WW1 Canadian VC recipient Cecil John Kinross
- Foreign & Commonwealth Office
- Part of:
- Archive commemorating overseas WW1 Victoria Cross recipients and Canada
- First published:
- 20 June 2016
The story of Canadian First World War Victoria Cross recipient Cecil John Kinross.
70 men from Canada received the Victoria Cross, Britain’s highest award for gallantry, during the First World War. As part of the Centenary Commemorations the people of the United Kingdom marked their gratitude to those courageous men by presenting a bronze memorial plaque to their home country engraved with their names. The plaque is now displayed at the British High Commission Ottawa. This archive tells their stories.
Name: Cecil John Kinross
DOB: 17 February 1895
Place of Birth: Uxbridge, England
Date of Action: 30 October 1917
Place of Action: Passchendaele, Belgium
Regiment: 49th Infantry Battalion, Canadian Expeditionary Force
Cecil Kinross was born in Uxbridge, England, on 17 February 1895 but moved to Alberta, Canada, with his family when he was sixteen where they began farming. During the First World War, he fought with the 49th Infantry Battalion of the Canadian Expeditionary Force.
Private Kinross was awarded the Victoria Cross for his bravery on 30 October 1917, near Passchendaele in Belgium. His citation states:
For most conspicuous bravery in action during prolonged and severe operations. Shortly after the attack was launched, the company to which he belonged came under intense artillery fire, and further advance was held up by a very severe fire from an enemy machine gun. Pte. Kinross, making a careful survey of the situation, deliberately divested himself of all his equipment save his rifle and bandolier and, regardless of his personal safety, advanced alone over the open ground in broad daylight, charged the enemy machine gun, killing the crew of six, and seized and destroyed the gun. His superb example and courage instilled the greatest confidence in his company, and enabled a further advance of 300 yards to be made and a highly important position to be established.Throughout the day he showed marvellous coolness and courage, fighting with the utmost aggressiveness against heavy odds until seriously wounded.

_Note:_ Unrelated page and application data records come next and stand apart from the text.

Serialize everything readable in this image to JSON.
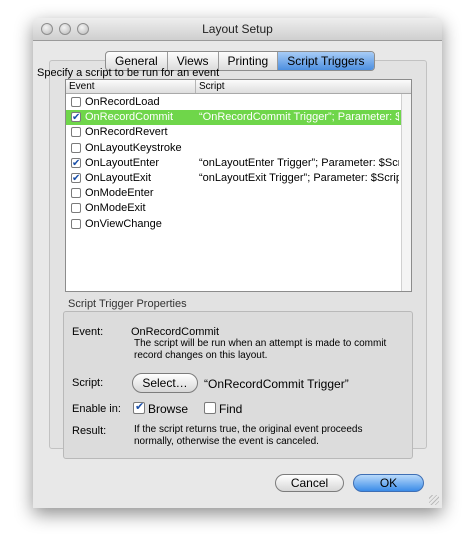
{
  "window": {
    "title": "Layout Setup"
  },
  "tabs": [
    {
      "label": "General"
    },
    {
      "label": "Views"
    },
    {
      "label": "Printing"
    },
    {
      "label": "Script Triggers",
      "active": true
    }
  ],
  "triggers": {
    "instruction": "Specify a script to be run for an event",
    "columns": {
      "event": "Event",
      "script": "Script"
    },
    "rows": [
      {
        "event": "OnRecordLoad",
        "checked": false,
        "script": ""
      },
      {
        "event": "OnRecordCommit",
        "checked": true,
        "script": "“OnRecordCommit Trigger”; Parameter: $ScriptTrigger",
        "selected": true
      },
      {
        "event": "OnRecordRevert",
        "checked": false,
        "script": ""
      },
      {
        "event": "OnLayoutKeystroke",
        "checked": false,
        "script": ""
      },
      {
        "event": "OnLayoutEnter",
        "checked": true,
        "script": "“onLayoutEnter Trigger”; Parameter: $ScriptTrigger"
      },
      {
        "event": "OnLayoutExit",
        "checked": true,
        "script": "“onLayoutExit Trigger”; Parameter: $ScriptTrigger"
      },
      {
        "event": "OnModeEnter",
        "checked": false,
        "script": ""
      },
      {
        "event": "OnModeExit",
        "checked": false,
        "script": ""
      },
      {
        "event": "OnViewChange",
        "checked": false,
        "script": ""
      }
    ]
  },
  "properties": {
    "section_label": "Script Trigger Properties",
    "event_label": "Event:",
    "event_value": "OnRecordCommit",
    "event_desc": "The script will be run when an attempt is made to commit record changes on this layout.",
    "script_label": "Script:",
    "select_button": "Select…",
    "script_value": "“OnRecordCommit Trigger”",
    "enable_label": "Enable in:",
    "browse_label": "Browse",
    "browse_checked": true,
    "find_label": "Find",
    "find_checked": false,
    "result_label": "Result:",
    "result_desc": "If the script returns true, the original event proceeds normally, otherwise the event is canceled."
  },
  "buttons": {
    "cancel": "Cancel",
    "ok": "OK"
  },
  "colors": {
    "selection": "#6fd64a",
    "active_tab": "#4d8fe0",
    "default_button": "#3b8ce8"
  }
}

Kinross survived the war and returned to the family farm. He died in 1957 in Lougheed, Alberta. Mount Kinross in the Rocky Mountains of Alberta was named in his honour.
Published: 20 June 2016